* [AIM OF THE EXERCISE]
Would you write out the lines below exactly, from the one containing "Transcribe this image's" to the very last, but without the pictures?

* [Dataset excerpts]
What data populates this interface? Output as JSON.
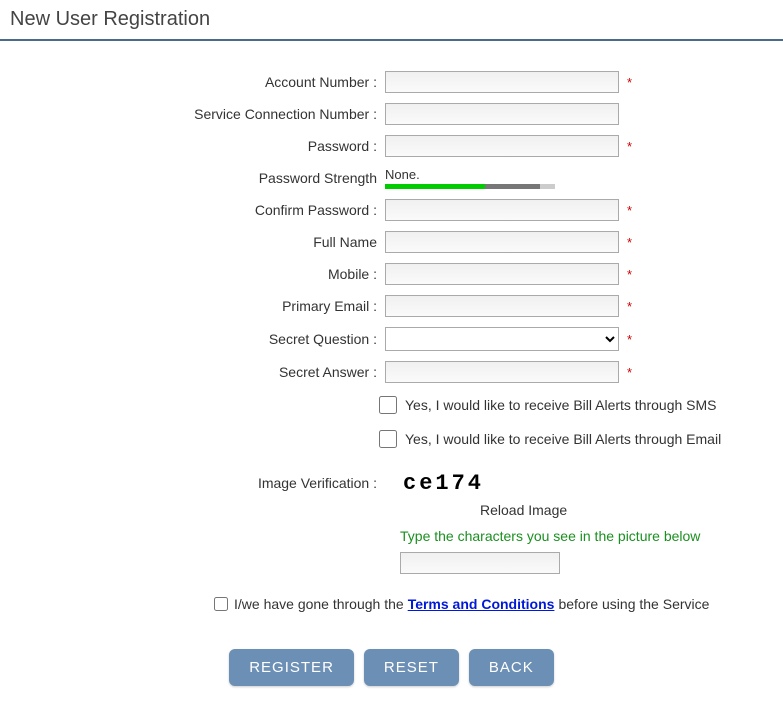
{
  "page": {
    "title": "New User Registration"
  },
  "labels": {
    "account_number": "Account Number :",
    "service_connection": "Service Connection Number :",
    "password": "Password :",
    "password_strength": "Password Strength",
    "confirm_password": "Confirm Password :",
    "full_name": "Full Name",
    "mobile": "Mobile :",
    "primary_email": "Primary Email :",
    "secret_question": "Secret Question :",
    "secret_answer": "Secret Answer :",
    "image_verification": "Image Verification :",
    "required_mark": "*"
  },
  "values": {
    "account_number": "",
    "service_connection": "",
    "password": "",
    "strength_text": "None.",
    "confirm_password": "",
    "full_name": "",
    "mobile": "",
    "primary_email": "",
    "secret_question_selected": "",
    "secret_answer": "",
    "captcha_text": "ce174",
    "captcha_input": ""
  },
  "checkboxes": {
    "sms_alerts": "Yes, I would like to receive Bill Alerts through SMS",
    "email_alerts": "Yes, I would like to receive Bill Alerts through Email",
    "terms_prefix": "I/we have gone through the",
    "terms_link": "Terms and Conditions",
    "terms_suffix": "before using the Service"
  },
  "captcha": {
    "reload": "Reload Image",
    "hint": "Type the characters you see in the picture below"
  },
  "buttons": {
    "register": "REGISTER",
    "reset": "RESET",
    "back": "BACK"
  }
}
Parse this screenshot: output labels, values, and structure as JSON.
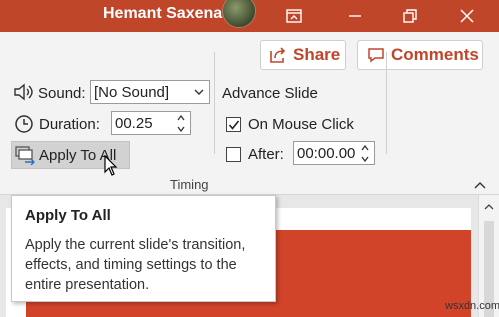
{
  "titlebar": {
    "user_name": "Hemant Saxena"
  },
  "ribbon": {
    "share_label": "Share",
    "comments_label": "Comments",
    "sound_label": "Sound:",
    "sound_value": "[No Sound]",
    "duration_label": "Duration:",
    "duration_value": "00.25",
    "apply_label": "Apply To All",
    "group_label": "Timing",
    "advance_heading": "Advance Slide",
    "on_mouse_click_label": "On Mouse Click",
    "on_mouse_click_checked": true,
    "after_label": "After:",
    "after_checked": false,
    "after_value": "00:00.00"
  },
  "tooltip": {
    "title": "Apply To All",
    "body": "Apply the current slide's transition, effects, and timing settings to the entire presentation."
  },
  "watermark": "wsxdn.com",
  "colors": {
    "accent": "#c0462a",
    "slide_red": "#d2442a"
  },
  "icons": [
    "avatar",
    "ribbon-display-icon",
    "minimize-icon",
    "restore-icon",
    "close-icon",
    "share-icon",
    "comment-icon",
    "speaker-icon",
    "clock-icon",
    "apply-to-all-icon",
    "chevron-up-icon",
    "chevron-down-icon",
    "spin-up-icon",
    "spin-down-icon",
    "checkmark-icon",
    "scroll-up-icon",
    "mouse-cursor-icon"
  ]
}
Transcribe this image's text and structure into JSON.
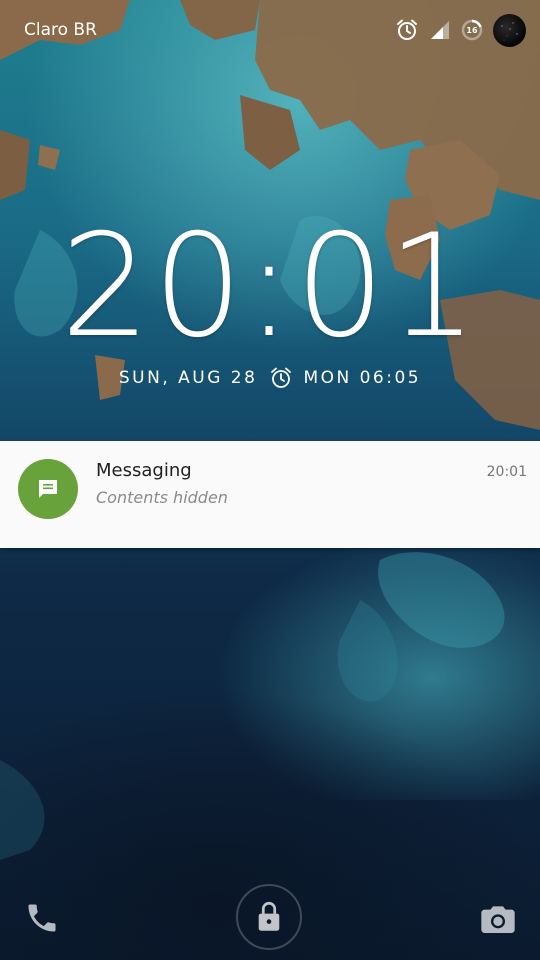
{
  "status_bar": {
    "carrier": "Claro BR",
    "battery_level": "16",
    "icons": [
      "alarm-icon",
      "signal-icon",
      "battery-icon",
      "avatar"
    ]
  },
  "lockscreen": {
    "time": "20:01",
    "date": "SUN, AUG 28",
    "next_alarm": "MON 06:05"
  },
  "notification": {
    "app_name": "Messaging",
    "content": "Contents hidden",
    "time": "20:01",
    "icon": "message-icon",
    "accent_color": "#67a33a"
  },
  "bottom_actions": {
    "left": "phone-icon",
    "center": "lock-icon",
    "right": "camera-icon"
  }
}
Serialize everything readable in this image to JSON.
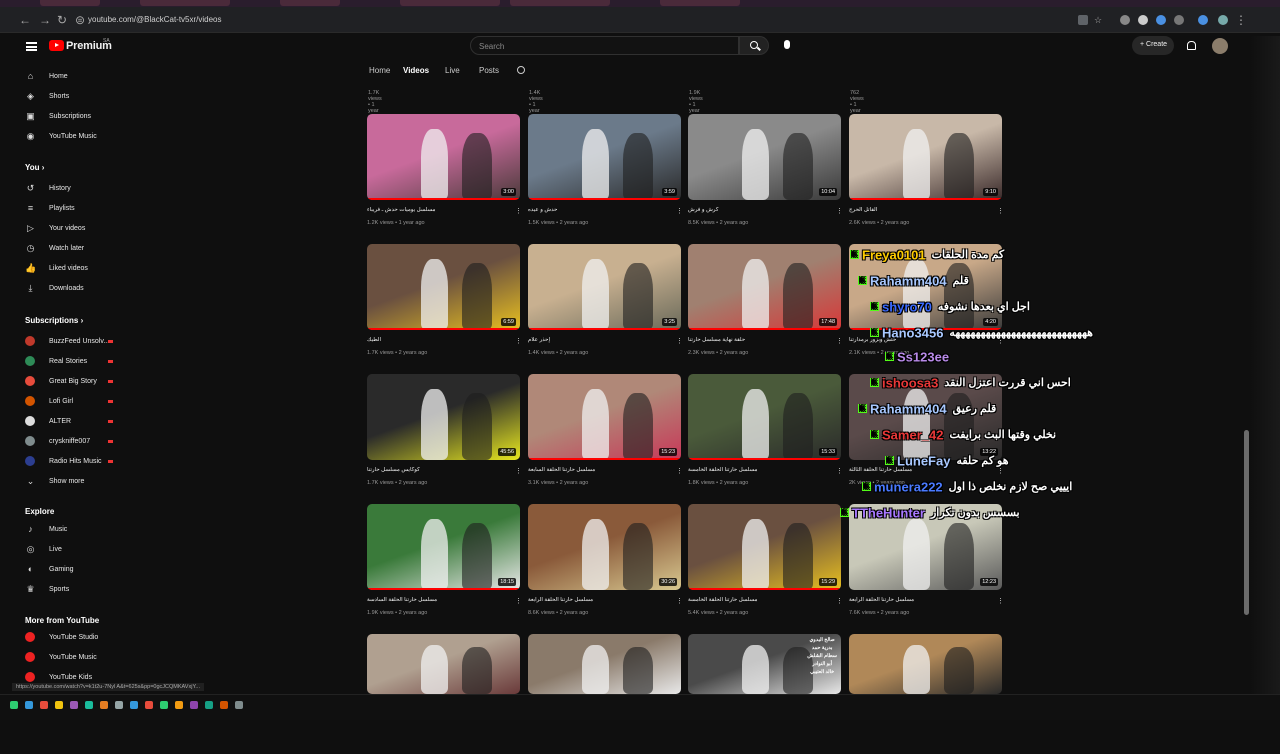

* [EXERCISE RESULT]
Transcribe this image's text and structure into JSON.
{
  "status_bar": {
    "carrier": "Claro BR",
    "battery_level": "16",
    "icons": [
      "alarm-icon",
      "signal-icon",
      "battery-icon",
      "avatar"
    ]
  },
  "lockscreen": {
    "time": "20:01",
    "date": "SUN, AUG 28",
    "next_alarm": "MON 06:05"
  },
  "notification": {
    "app_name": "Messaging",
    "content": "Contents hidden",
    "time": "20:01",
    "icon": "message-icon",
    "accent_color": "#67a33a"
  },
  "bottom_actions": {
    "left": "phone-icon",
    "center": "lock-icon",
    "right": "camera-icon"
  }
}
Serialize everything readable in this image to JSON.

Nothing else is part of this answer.